My most recent posts were on staying true to the self, discovering and embracing our likes and dislikes, and playing up our strengths over our weaknesses.
I know I do NOT perform well under pressure real or imagined. If I feel rushed in any way I shut down.
I know I am NOT competitive. I don’t see the point in stressing out just so I can say I did something faster or better than someone else. Honestly, in my case, completion in itself is worth cheering. Lots of cheering.
I know that I can’t stand spending much time in front of a screen, particularly if I feel it’s taking precious time from other activities that I deem more important.
YET, knowing all of this, I still deigned it neccessary to take on the challenge of writing a 50,000 word novel in 30 days.
I’m 9 days in, and here’s what I’ve learned so far.
1) I already have a strong writing habit. Between my journal and my blog I write at least 400 words a day. Every day.
2) During my daughter’s nap, I can usually bust out about 700 words on my novel.
3) When I feel the pressure of a specified word count and looming deadline it makes me irritable and resentful of something that usually brings joy. I should be celebrating the fact that I sat down and worked on my novel or blog that day at all.
4) I always thought before bed was my best writing time. That’s only partially correct. The quiet hour before bed is awesome for journaling or writing poetry by candlelight, but absolutely terrible for novel writing and ramping up creative energies. That dark quiet time before bed is my SACRED time, my holy relaxation time, my visit with my husband, or commune with myself, or get an extra hour of sleep time. By cramming a few hundred more words of work into that space, I only succeeded in taking away the part of the day I love most.
5) Writing a novel on a computer or a tablet is not for me. That being said, writing one by hand only to have to go back later and type it up on a computer doesn’t sound all that glamorous either.

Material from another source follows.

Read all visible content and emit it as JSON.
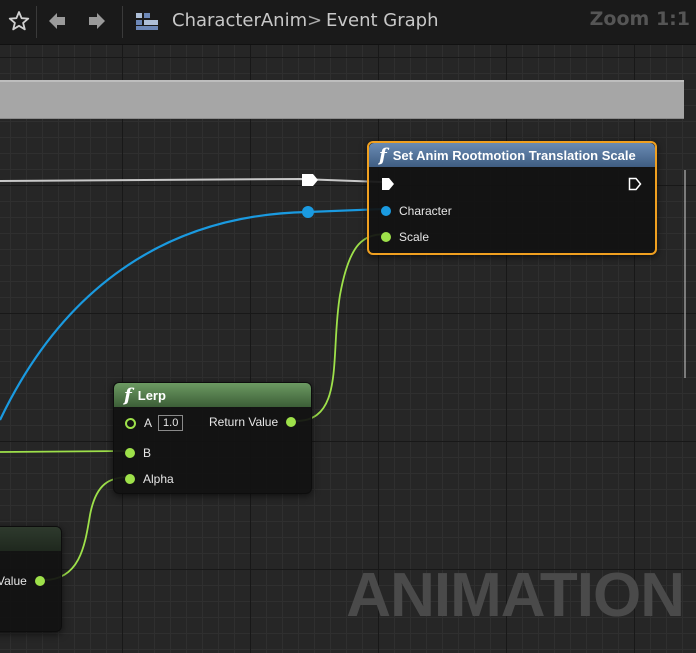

So, I’m opening door number 3 and testing out a cheap handheld Alphasmart NEO wordprocessor. It has a comfortable (they say) full keyboard, a memory that holds about 50,000 words, connects via USB to any computer to upload your document for editing or printing, and the added beauty of a screen that shows only four sentences, does not allow editing, and has no internet, games or other distractions. Plus, it’s ridiculously portable.
So, will I continue with the book I started 9 days ago? Yes! It’s incredibly gratifying to see the words add up and run all over the paper. I’m enjoying the antics of my characters and discovering what it’s like to FINALLY make it beyond the first chapter of a fictional endeavor.
I can only realistically hold myself to about 700 words a day, and really only 5 days a week. And there’s no novel writing after dark anymore. I’m not trying to prove anything to anyone by writing a book. And a huge word tally certainly isn’t worth a tired mom and grumpy children.
I suppose my goal could be restated as this:
“To write a 50,000 word novel in 4 months, while simultaneously posting on my blog regularly, journaling as needed, allowing myself time to read books I’m interested in, nourishing myself, my husband and my children both spiritually and physically, and still squeezing in the occasional shower.”
I may not be a NANOWRIMO winner, but I know and love myself enough to know that I can still be a successful writer and mother by embracing my limitations and preferences and celebrating what it is I am capapble of doing.
Image: My proud writing professor and I after teaching a creative writing course at the Mississippi State Pen. in 2007.